The table of conditions for which the CDA provides funding is illuminating. I asked a paediatrician how many children with ADD hyperactivity should be on the benefit, and he said ‘none’. One wonders what the alcohol and drug conditions were. One wonders about cleft palate and lip. Before surgery feeding takes longer and there is the prospect of surgery, but after surgery the only disability is cosmetic. Epilepsy with very frequent seizures but this is relatively rare, and most children with epilepsy are well controlled on medicine. They would not qualify as needing “attention and supervision substantially in excess of that normally required by a child of the same age and sex”. The same consideration applies to digestive system disorders, heart conditions, respiratory disorders and skin disorders. Has the Department in giving out this public money ever conducted an audit? If an audit is available, why have the results not been given in the Department’s submission?
The Department provided a “Comparison of the Child Disability Allowance with comparable allowances in other countries including the involvement of health professionals to determine eligibility” – see here >>>. The Department claims that “the assessment process appears to be broadly similar to New Zealand.” The summaries of the various countries that follow show otherwise. The assessment system in the UK and USA are quite different and much closer to what is recommended in the petition. In the UK, “assessments for Disability Living Allowance use existing information that is held about a person’s disability where possible. Where additional information is required a medical examination is conducted by a selected healthcare professional who has completed specialised training. Clients do not get to choose the examiner but can specify the gender.” In the USA, “the assessment for Supplemental Security income includes a review of all information that has been provided to support an application including medical information provided by a doctor.” That is, it is a review based upon records, by someone independent.

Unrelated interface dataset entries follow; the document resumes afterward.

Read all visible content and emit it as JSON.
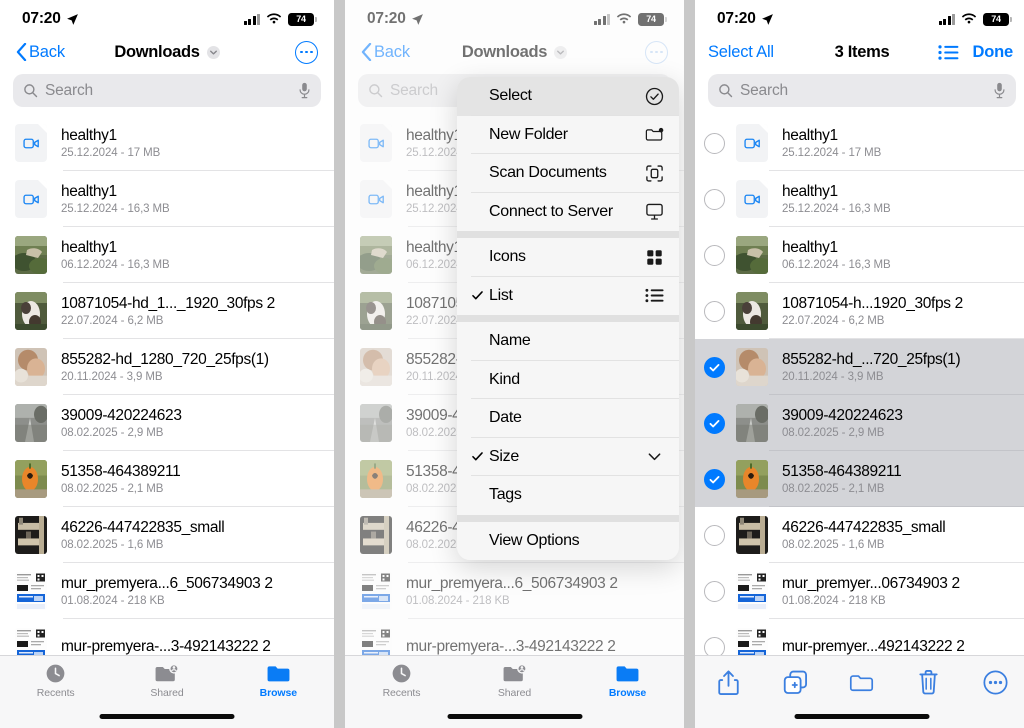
{
  "app": {
    "name": "Files",
    "platform": "iOS"
  },
  "status_bar": {
    "time": "07:20",
    "location_arrow": "location-arrow-icon",
    "cellular": "cellular-bars-icon",
    "wifi": "wifi-icon",
    "battery_percent": "74"
  },
  "colors": {
    "accent": "#007aff",
    "selected_row_bg": "#d3d4d8",
    "search_bg": "#e9e9ec",
    "menu_bg": "#f6f6f6",
    "menu_highlight": "#e4e4e4",
    "subtitle": "#8d8d92"
  },
  "panel1": {
    "nav": {
      "back_label": "Back",
      "title": "Downloads",
      "title_chevron": "chevron-down-icon",
      "more_button": "more-options-icon"
    },
    "search": {
      "placeholder": "Search",
      "search_icon": "search-icon",
      "mic_icon": "microphone-icon"
    },
    "tabbar": {
      "items": [
        {
          "label": "Recents",
          "icon": "clock-icon",
          "active": false
        },
        {
          "label": "Shared",
          "icon": "shared-folder-icon",
          "active": false
        },
        {
          "label": "Browse",
          "icon": "folder-icon",
          "active": true
        }
      ]
    }
  },
  "panel2": {
    "nav": {
      "back_label": "Back",
      "title": "Downloads",
      "more_button": "more-options-icon"
    },
    "search": {
      "placeholder": "Search"
    },
    "menu": {
      "groups": [
        {
          "items": [
            {
              "label": "Select",
              "icon": "check-circle-icon",
              "checked": false,
              "highlighted": true
            },
            {
              "label": "New Folder",
              "icon": "new-folder-icon",
              "checked": false,
              "highlighted": false
            },
            {
              "label": "Scan Documents",
              "icon": "scan-documents-icon",
              "checked": false,
              "highlighted": false
            },
            {
              "label": "Connect to Server",
              "icon": "server-display-icon",
              "checked": false,
              "highlighted": false
            }
          ]
        },
        {
          "items": [
            {
              "label": "Icons",
              "icon": "grid-icon",
              "checked": false,
              "highlighted": false
            },
            {
              "label": "List",
              "icon": "list-icon",
              "checked": true,
              "highlighted": false
            }
          ]
        },
        {
          "items": [
            {
              "label": "Name",
              "icon": "",
              "checked": false,
              "highlighted": false
            },
            {
              "label": "Kind",
              "icon": "",
              "checked": false,
              "highlighted": false
            },
            {
              "label": "Date",
              "icon": "",
              "checked": false,
              "highlighted": false
            },
            {
              "label": "Size",
              "icon": "chevron-down-icon",
              "checked": true,
              "highlighted": false
            },
            {
              "label": "Tags",
              "icon": "",
              "checked": false,
              "highlighted": false
            }
          ]
        },
        {
          "items": [
            {
              "label": "View Options",
              "icon": "",
              "checked": false,
              "highlighted": false
            }
          ]
        }
      ]
    },
    "tabbar": {
      "items": [
        {
          "label": "Recents",
          "icon": "clock-icon",
          "active": false
        },
        {
          "label": "Shared",
          "icon": "shared-folder-icon",
          "active": false
        },
        {
          "label": "Browse",
          "icon": "folder-icon",
          "active": true
        }
      ]
    }
  },
  "panel3": {
    "nav": {
      "select_all_label": "Select All",
      "title": "3 Items",
      "list_view_button": "list-icon",
      "done_label": "Done"
    },
    "search": {
      "placeholder": "Search"
    },
    "toolbar": {
      "items": [
        {
          "name": "share-icon"
        },
        {
          "name": "duplicate-icon"
        },
        {
          "name": "move-to-folder-icon"
        },
        {
          "name": "trash-icon"
        },
        {
          "name": "more-options-icon"
        }
      ]
    }
  },
  "files_full": [
    {
      "name": "healthy1",
      "subtitle": "25.12.2024 - 17 MB",
      "thumb": "video-doc"
    },
    {
      "name": "healthy1",
      "subtitle": "25.12.2024 - 16,3 MB",
      "thumb": "video-doc"
    },
    {
      "name": "healthy1",
      "subtitle": "06.12.2024 - 16,3 MB",
      "thumb": "photo-forest"
    },
    {
      "name": "10871054-hd_1..._1920_30fps 2",
      "subtitle": "22.07.2024 - 6,2 MB",
      "thumb": "photo-dog"
    },
    {
      "name": "855282-hd_1280_720_25fps(1)",
      "subtitle": "20.11.2024 - 3,9 MB",
      "thumb": "photo-hands"
    },
    {
      "name": "39009-420224623",
      "subtitle": "08.02.2025 - 2,9 MB",
      "thumb": "photo-road"
    },
    {
      "name": "51358-464389211",
      "subtitle": "08.02.2025 - 2,1 MB",
      "thumb": "photo-pumpkin"
    },
    {
      "name": "46226-447422835_small",
      "subtitle": "08.02.2025 - 1,6 MB",
      "thumb": "photo-shelf"
    },
    {
      "name": "mur_premyera...6_506734903 2",
      "subtitle": "01.08.2024 - 218 KB",
      "thumb": "photo-doc"
    },
    {
      "name": "mur-premyera-...3-492143222 2",
      "subtitle": "",
      "thumb": "photo-doc"
    }
  ],
  "files_selectmode": [
    {
      "name": "healthy1",
      "subtitle": "25.12.2024 - 17 MB",
      "thumb": "video-doc",
      "selected": false
    },
    {
      "name": "healthy1",
      "subtitle": "25.12.2024 - 16,3 MB",
      "thumb": "video-doc",
      "selected": false
    },
    {
      "name": "healthy1",
      "subtitle": "06.12.2024 - 16,3 MB",
      "thumb": "photo-forest",
      "selected": false
    },
    {
      "name": "10871054-h...1920_30fps 2",
      "subtitle": "22.07.2024 - 6,2 MB",
      "thumb": "photo-dog",
      "selected": false
    },
    {
      "name": "855282-hd_...720_25fps(1)",
      "subtitle": "20.11.2024 - 3,9 MB",
      "thumb": "photo-hands",
      "selected": true
    },
    {
      "name": "39009-420224623",
      "subtitle": "08.02.2025 - 2,9 MB",
      "thumb": "photo-road",
      "selected": true
    },
    {
      "name": "51358-464389211",
      "subtitle": "08.02.2025 - 2,1 MB",
      "thumb": "photo-pumpkin",
      "selected": true
    },
    {
      "name": "46226-447422835_small",
      "subtitle": "08.02.2025 - 1,6 MB",
      "thumb": "photo-shelf",
      "selected": false
    },
    {
      "name": "mur_premyer...06734903 2",
      "subtitle": "01.08.2024 - 218 KB",
      "thumb": "photo-doc",
      "selected": false
    },
    {
      "name": "mur-premyer...492143222 2",
      "subtitle": "",
      "thumb": "photo-doc",
      "selected": false
    }
  ]
}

Normally, the duty of the doctor is to the patient. They act as a patient advocate. Acting for the taxpayer puts them into a conflict of interest. I have heard doctors ask why Work and Income does not have special training for a group of doctors who would see children for assessment and be paid by the department. I have never heard an answer to this. Yet this is what happens in ACC, Civil Aviation pilot assessments, and Insurance Medicals. This has also been done previously by WINZ, where the GP wrote a host doctor report to an independent doctor for assessment for invalid’s benefit. I have heard it expressed by doctors that they will just sign forms. “WINZ caused the problems, WINZ can fix them”. And I have heard, “I am not paid to have a fight with my patients”. There is also a financial incentive to sign the forms.

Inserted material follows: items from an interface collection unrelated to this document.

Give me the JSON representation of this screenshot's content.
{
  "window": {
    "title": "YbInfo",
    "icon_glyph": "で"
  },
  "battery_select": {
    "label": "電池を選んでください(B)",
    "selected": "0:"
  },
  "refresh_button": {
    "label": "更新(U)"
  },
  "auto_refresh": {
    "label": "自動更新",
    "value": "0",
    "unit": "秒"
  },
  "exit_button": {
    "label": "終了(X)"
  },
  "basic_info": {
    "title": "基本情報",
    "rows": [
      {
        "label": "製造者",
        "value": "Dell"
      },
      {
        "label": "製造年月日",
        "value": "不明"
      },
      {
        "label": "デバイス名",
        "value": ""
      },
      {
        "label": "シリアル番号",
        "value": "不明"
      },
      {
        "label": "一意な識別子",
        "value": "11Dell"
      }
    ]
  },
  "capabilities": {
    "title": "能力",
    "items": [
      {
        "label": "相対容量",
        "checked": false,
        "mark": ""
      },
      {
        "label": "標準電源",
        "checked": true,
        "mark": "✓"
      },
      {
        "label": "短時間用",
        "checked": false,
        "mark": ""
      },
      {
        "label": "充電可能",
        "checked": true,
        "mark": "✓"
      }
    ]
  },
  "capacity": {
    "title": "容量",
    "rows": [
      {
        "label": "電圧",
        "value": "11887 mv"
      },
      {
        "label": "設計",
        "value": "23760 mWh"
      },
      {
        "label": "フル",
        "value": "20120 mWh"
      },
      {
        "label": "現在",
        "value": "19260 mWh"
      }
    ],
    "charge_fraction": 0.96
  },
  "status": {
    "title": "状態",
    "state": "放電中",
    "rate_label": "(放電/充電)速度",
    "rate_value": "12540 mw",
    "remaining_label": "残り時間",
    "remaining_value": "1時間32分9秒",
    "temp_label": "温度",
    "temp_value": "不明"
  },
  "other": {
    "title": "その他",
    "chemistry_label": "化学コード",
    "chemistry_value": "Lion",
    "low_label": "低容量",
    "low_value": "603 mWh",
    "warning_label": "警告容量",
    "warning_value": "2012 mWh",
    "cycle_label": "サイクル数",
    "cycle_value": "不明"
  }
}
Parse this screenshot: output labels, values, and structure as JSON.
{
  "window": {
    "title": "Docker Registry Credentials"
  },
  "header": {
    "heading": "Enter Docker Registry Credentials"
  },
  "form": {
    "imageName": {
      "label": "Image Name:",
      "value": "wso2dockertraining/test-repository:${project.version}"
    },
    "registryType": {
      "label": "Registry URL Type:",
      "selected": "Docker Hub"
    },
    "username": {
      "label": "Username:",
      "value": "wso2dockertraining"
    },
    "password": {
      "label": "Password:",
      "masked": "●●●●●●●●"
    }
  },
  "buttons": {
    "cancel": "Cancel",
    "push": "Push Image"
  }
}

In her letter, Sue Mackwell writes, “there is no evidence that specialists or paediatricians are more qualified or ‘better’ at completing the medical forms than GPs. A child’s general practitioner would be in the best position to judge the level of care the child needs.” This misses the point. The general practitioner may know the patient best, but is in the worst position to recommend a government payment because of a conflict of interest.
John Key has promised that if his Ministers don’t perform, he will replace them. He also aims to reform welfare, as the present system will help to bankrupt us. This is a popular message to his constituency. I question whether this is genuine, and he really is interested about doing something rather than just talk.

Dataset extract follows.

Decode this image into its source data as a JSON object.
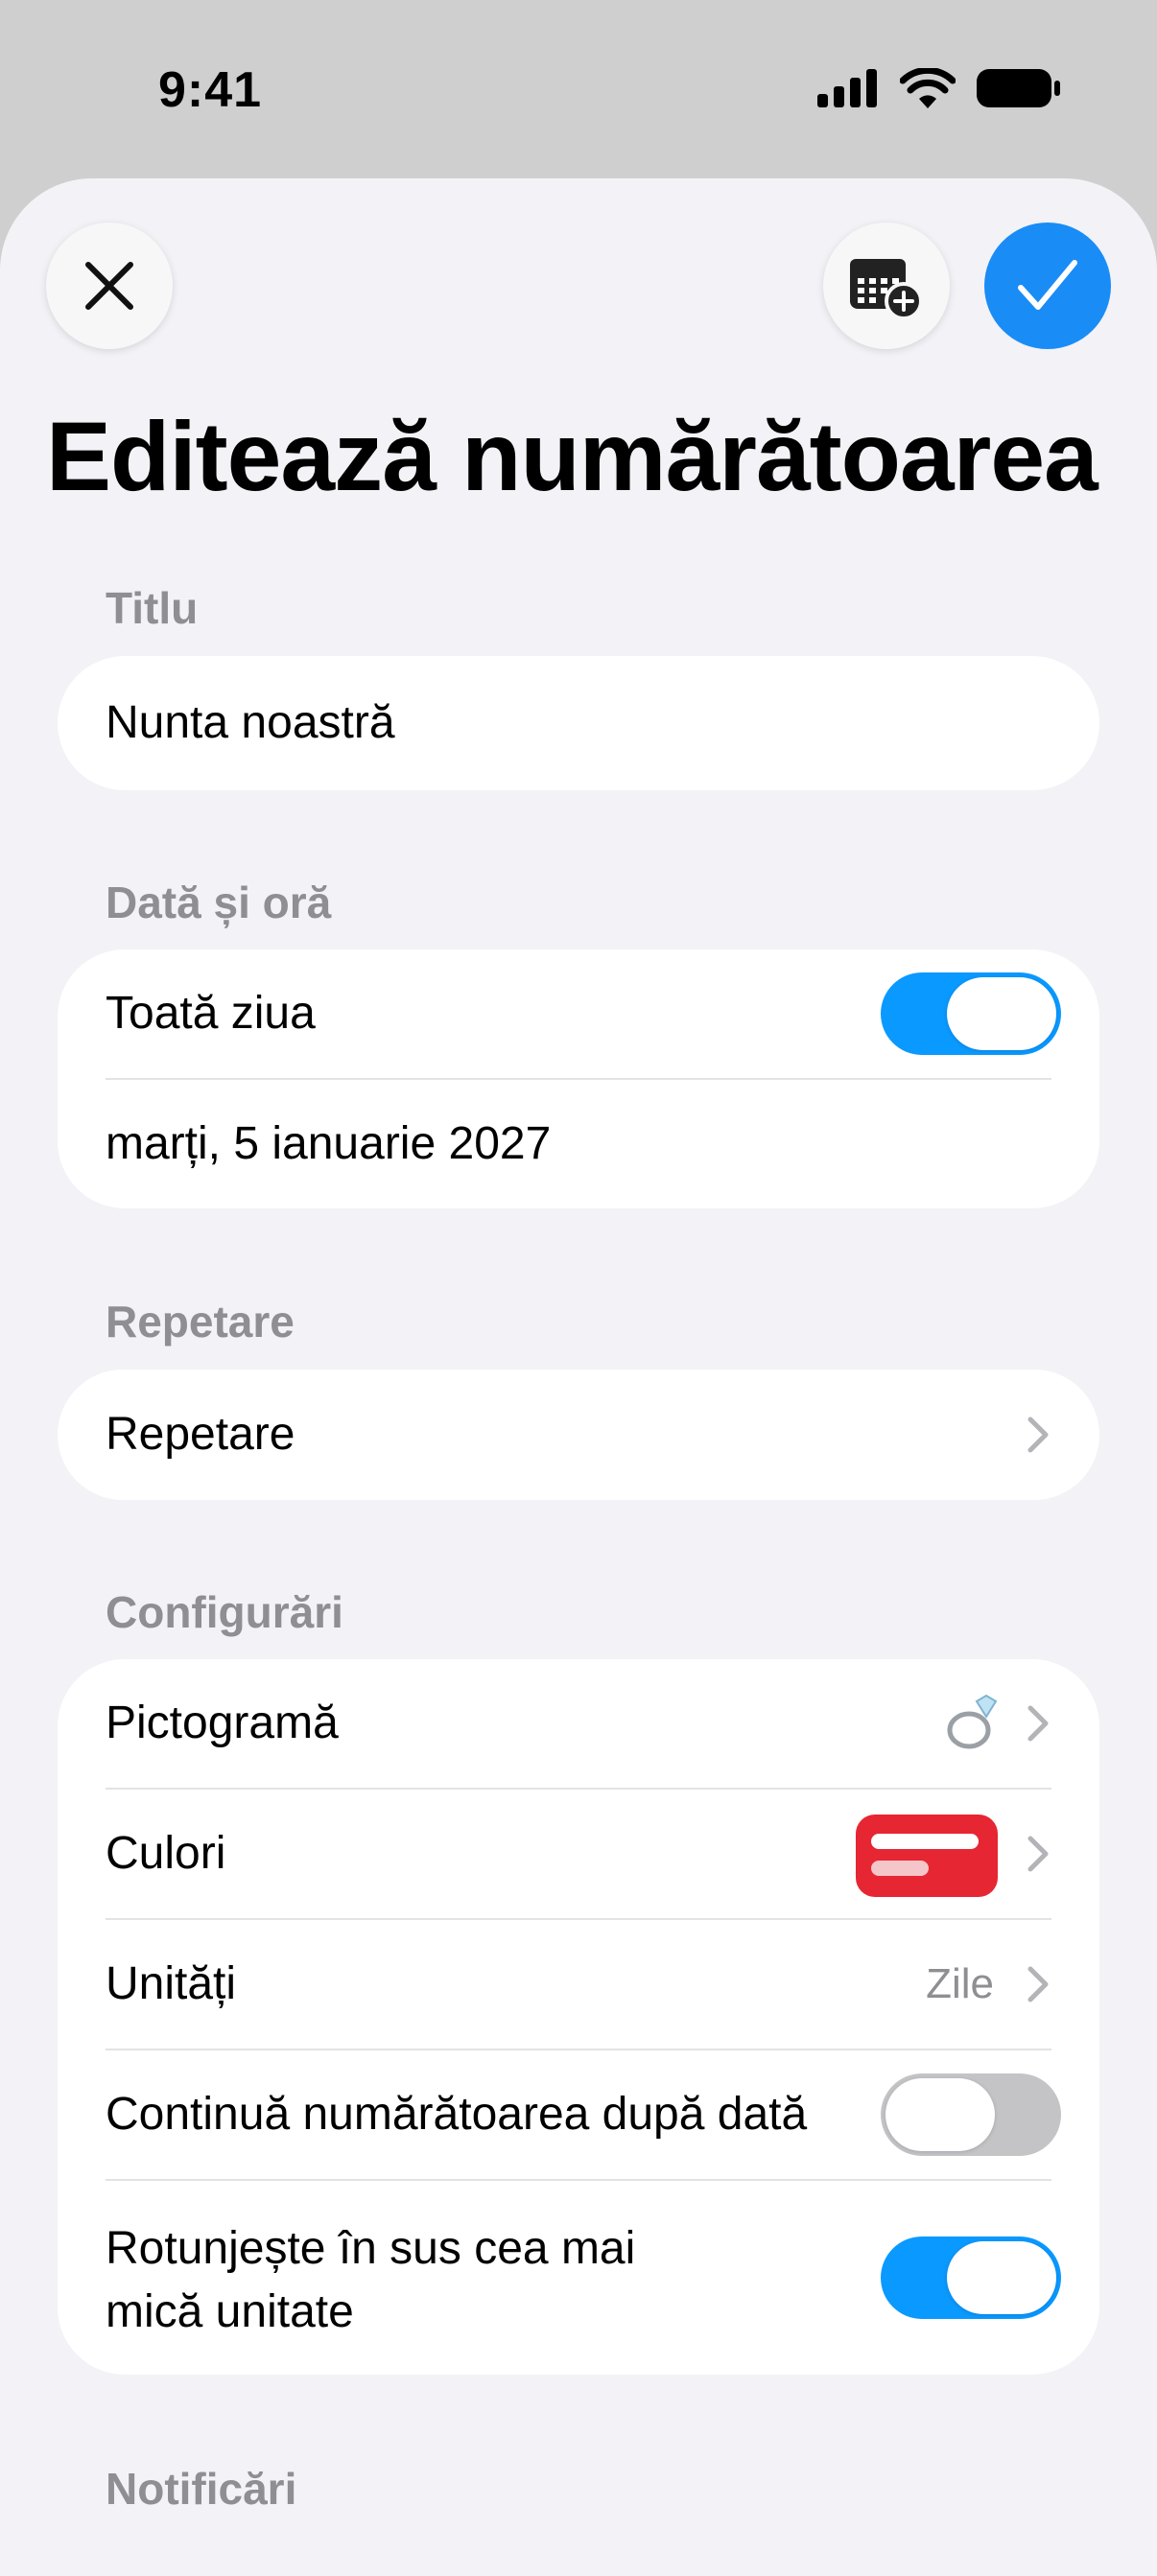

The solution to the child disability allowance problem is straight-forward. If the government, essentially the National Party, cannot solve this problem, they will never solve the sickness benefit problem, with its many fish-hooks. It is a matter of integrity whether John Key and his party will do what they say.